__What needs to be done__. An identical copy of all the entries is the required result.

Data records for software interfaces:
>>>>>

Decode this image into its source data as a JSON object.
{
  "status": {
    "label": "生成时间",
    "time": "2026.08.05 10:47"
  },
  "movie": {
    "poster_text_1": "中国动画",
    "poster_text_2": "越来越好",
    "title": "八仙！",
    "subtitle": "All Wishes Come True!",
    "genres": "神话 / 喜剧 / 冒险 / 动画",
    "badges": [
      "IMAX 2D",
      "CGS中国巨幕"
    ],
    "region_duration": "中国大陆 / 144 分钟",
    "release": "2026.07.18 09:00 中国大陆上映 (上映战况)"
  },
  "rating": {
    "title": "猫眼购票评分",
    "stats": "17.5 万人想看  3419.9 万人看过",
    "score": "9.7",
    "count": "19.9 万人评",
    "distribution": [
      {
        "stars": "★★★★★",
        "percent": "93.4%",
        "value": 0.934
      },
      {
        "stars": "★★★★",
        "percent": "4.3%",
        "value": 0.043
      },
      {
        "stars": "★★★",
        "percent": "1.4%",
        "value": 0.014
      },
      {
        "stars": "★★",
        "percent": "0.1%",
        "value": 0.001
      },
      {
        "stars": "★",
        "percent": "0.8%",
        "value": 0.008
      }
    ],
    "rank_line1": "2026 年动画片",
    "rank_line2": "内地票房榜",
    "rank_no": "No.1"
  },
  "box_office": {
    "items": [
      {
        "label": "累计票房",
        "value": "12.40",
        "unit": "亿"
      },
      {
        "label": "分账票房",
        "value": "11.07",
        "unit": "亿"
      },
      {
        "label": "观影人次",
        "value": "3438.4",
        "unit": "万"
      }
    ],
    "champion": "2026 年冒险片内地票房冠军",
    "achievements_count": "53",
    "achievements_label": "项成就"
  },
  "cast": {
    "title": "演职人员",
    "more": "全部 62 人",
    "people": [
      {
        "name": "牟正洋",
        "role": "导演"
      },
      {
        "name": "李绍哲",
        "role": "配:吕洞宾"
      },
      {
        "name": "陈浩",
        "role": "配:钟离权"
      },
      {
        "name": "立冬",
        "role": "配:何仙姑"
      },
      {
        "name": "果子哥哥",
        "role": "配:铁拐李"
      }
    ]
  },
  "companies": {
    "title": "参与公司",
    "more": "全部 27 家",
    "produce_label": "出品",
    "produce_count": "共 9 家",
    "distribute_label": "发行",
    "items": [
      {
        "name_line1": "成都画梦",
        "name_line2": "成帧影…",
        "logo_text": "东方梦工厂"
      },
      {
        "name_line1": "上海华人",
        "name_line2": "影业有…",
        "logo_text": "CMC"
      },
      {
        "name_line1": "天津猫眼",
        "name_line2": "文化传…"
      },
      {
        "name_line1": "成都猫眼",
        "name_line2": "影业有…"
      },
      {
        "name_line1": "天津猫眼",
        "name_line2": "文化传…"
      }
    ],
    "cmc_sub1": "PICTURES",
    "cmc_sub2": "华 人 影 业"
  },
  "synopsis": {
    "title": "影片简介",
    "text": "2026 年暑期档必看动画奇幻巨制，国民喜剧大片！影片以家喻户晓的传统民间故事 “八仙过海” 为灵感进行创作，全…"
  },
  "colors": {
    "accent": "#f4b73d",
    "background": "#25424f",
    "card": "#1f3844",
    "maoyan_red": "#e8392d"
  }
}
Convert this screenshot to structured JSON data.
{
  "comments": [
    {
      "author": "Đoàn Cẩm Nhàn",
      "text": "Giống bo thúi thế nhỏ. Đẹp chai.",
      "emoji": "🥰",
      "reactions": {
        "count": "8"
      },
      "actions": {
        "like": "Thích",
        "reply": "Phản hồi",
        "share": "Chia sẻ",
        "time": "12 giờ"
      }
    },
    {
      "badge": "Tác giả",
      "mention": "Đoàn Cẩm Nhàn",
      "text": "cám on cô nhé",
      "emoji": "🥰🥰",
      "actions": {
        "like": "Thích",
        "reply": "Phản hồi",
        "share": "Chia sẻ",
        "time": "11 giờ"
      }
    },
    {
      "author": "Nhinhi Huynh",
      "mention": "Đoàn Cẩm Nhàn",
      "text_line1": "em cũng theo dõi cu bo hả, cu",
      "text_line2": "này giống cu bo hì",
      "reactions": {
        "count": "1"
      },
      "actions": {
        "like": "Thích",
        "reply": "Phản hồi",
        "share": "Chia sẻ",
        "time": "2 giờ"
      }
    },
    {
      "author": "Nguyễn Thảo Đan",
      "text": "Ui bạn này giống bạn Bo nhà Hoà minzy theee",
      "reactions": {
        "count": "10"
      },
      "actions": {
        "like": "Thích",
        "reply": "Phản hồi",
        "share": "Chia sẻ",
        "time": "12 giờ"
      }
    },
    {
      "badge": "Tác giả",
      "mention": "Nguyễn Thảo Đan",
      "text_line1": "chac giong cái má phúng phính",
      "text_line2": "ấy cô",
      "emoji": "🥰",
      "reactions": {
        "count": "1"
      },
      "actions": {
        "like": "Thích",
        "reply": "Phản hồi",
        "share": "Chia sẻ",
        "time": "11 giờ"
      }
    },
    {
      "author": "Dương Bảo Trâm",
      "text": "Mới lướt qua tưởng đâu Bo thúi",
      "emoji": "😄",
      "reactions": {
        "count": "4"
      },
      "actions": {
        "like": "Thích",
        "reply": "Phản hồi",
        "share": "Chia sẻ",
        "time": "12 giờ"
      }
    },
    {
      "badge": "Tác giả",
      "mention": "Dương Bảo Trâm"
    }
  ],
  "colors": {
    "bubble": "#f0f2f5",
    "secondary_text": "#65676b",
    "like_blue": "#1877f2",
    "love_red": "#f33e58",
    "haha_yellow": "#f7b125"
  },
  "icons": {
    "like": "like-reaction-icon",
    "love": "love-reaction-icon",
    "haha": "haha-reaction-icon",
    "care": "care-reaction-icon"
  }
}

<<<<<

__Task output__.
Decode this image into its source data as a JSON object.
{
  "status": {
    "label": "生成时间",
    "time": "2026.08.05 10:47"
  },
  "movie": {
    "poster_text_1": "中国动画",
    "poster_text_2": "越来越好",
    "title": "八仙！",
    "subtitle": "All Wishes Come True!",
    "genres": "神话 / 喜剧 / 冒险 / 动画",
    "badges": [
      "IMAX 2D",
      "CGS中国巨幕"
    ],
    "region_duration": "中国大陆 / 144 分钟",
    "release": "2026.07.18 09:00 中国大陆上映 (上映战况)"
  },
  "rating": {
    "title": "猫眼购票评分",
    "stats": "17.5 万人想看  3419.9 万人看过",
    "score": "9.7",
    "count": "19.9 万人评",
    "distribution": [
      {
        "stars": "★★★★★",
        "percent": "93.4%",
        "value": 0.934
      },
      {
        "stars": "★★★★",
        "percent": "4.3%",
        "value": 0.043
      },
      {
        "stars": "★★★",
        "percent": "1.4%",
        "value": 0.014
      },
      {
        "stars": "★★",
        "percent": "0.1%",
        "value": 0.001
      },
      {
        "stars": "★",
        "percent": "0.8%",
        "value": 0.008
      }
    ],
    "rank_line1": "2026 年动画片",
    "rank_line2": "内地票房榜",
    "rank_no": "No.1"
  },
  "box_office": {
    "items": [
      {
        "label": "累计票房",
        "value": "12.40",
        "unit": "亿"
      },
      {
        "label": "分账票房",
        "value": "11.07",
        "unit": "亿"
      },
      {
        "label": "观影人次",
        "value": "3438.4",
        "unit": "万"
      }
    ],
    "champion": "2026 年冒险片内地票房冠军",
    "achievements_count": "53",
    "achievements_label": "项成就"
  },
  "cast": {
    "title": "演职人员",
    "more": "全部 62 人",
    "people": [
      {
        "name": "牟正洋",
        "role": "导演"
      },
      {
        "name": "李绍哲",
        "role": "配:吕洞宾"
      },
      {
        "name": "陈浩",
        "role": "配:钟离权"
      },
      {
        "name": "立冬",
        "role": "配:何仙姑"
      },
      {
        "name": "果子哥哥",
        "role": "配:铁拐李"
      }
    ]
  },
  "companies": {
    "title": "参与公司",
    "more": "全部 27 家",
    "produce_label": "出品",
    "produce_count": "共 9 家",
    "distribute_label": "发行",
    "items": [
      {
        "name_line1": "成都画梦",
        "name_line2": "成帧影…",
        "logo_text": "东方梦工厂"
      },
      {
        "name_line1": "上海华人",
        "name_line2": "影业有…",
        "logo_text": "CMC"
      },
      {
        "name_line1": "天津猫眼",
        "name_line2": "文化传…"
      },
      {
        "name_line1": "成都猫眼",
        "name_line2": "影业有…"
      },
      {
        "name_line1": "天津猫眼",
        "name_line2": "文化传…"
      }
    ],
    "cmc_sub1": "PICTURES",
    "cmc_sub2": "华 人 影 业"
  },
  "synopsis": {
    "title": "影片简介",
    "text": "2026 年暑期档必看动画奇幻巨制，国民喜剧大片！影片以家喻户晓的传统民间故事 “八仙过海” 为灵感进行创作，全…"
  },
  "colors": {
    "accent": "#f4b73d",
    "background": "#25424f",
    "card": "#1f3844",
    "maoyan_red": "#e8392d"
  }
}
Convert this screenshot to structured JSON data.
{
  "comments": [
    {
      "author": "Đoàn Cẩm Nhàn",
      "text": "Giống bo thúi thế nhỏ. Đẹp chai.",
      "emoji": "🥰",
      "reactions": {
        "count": "8"
      },
      "actions": {
        "like": "Thích",
        "reply": "Phản hồi",
        "share": "Chia sẻ",
        "time": "12 giờ"
      }
    },
    {
      "badge": "Tác giả",
      "mention": "Đoàn Cẩm Nhàn",
      "text": "cám on cô nhé",
      "emoji": "🥰🥰",
      "actions": {
        "like": "Thích",
        "reply": "Phản hồi",
        "share": "Chia sẻ",
        "time": "11 giờ"
      }
    },
    {
      "author": "Nhinhi Huynh",
      "mention": "Đoàn Cẩm Nhàn",
      "text_line1": "em cũng theo dõi cu bo hả, cu",
      "text_line2": "này giống cu bo hì",
      "reactions": {
        "count": "1"
      },
      "actions": {
        "like": "Thích",
        "reply": "Phản hồi",
        "share": "Chia sẻ",
        "time": "2 giờ"
      }
    },
    {
      "author": "Nguyễn Thảo Đan",
      "text": "Ui bạn này giống bạn Bo nhà Hoà minzy theee",
      "reactions": {
        "count": "10"
      },
      "actions": {
        "like": "Thích",
        "reply": "Phản hồi",
        "share": "Chia sẻ",
        "time": "12 giờ"
      }
    },
    {
      "badge": "Tác giả",
      "mention": "Nguyễn Thảo Đan",
      "text_line1": "chac giong cái má phúng phính",
      "text_line2": "ấy cô",
      "emoji": "🥰",
      "reactions": {
        "count": "1"
      },
      "actions": {
        "like": "Thích",
        "reply": "Phản hồi",
        "share": "Chia sẻ",
        "time": "11 giờ"
      }
    },
    {
      "author": "Dương Bảo Trâm",
      "text": "Mới lướt qua tưởng đâu Bo thúi",
      "emoji": "😄",
      "reactions": {
        "count": "4"
      },
      "actions": {
        "like": "Thích",
        "reply": "Phản hồi",
        "share": "Chia sẻ",
        "time": "12 giờ"
      }
    },
    {
      "badge": "Tác giả",
      "mention": "Dương Bảo Trâm"
    }
  ],
  "colors": {
    "bubble": "#f0f2f5",
    "secondary_text": "#65676b",
    "like_blue": "#1877f2",
    "love_red": "#f33e58",
    "haha_yellow": "#f7b125"
  },
  "icons": {
    "like": "like-reaction-icon",
    "love": "love-reaction-icon",
    "haha": "haha-reaction-icon",
    "care": "care-reaction-icon"
  }
}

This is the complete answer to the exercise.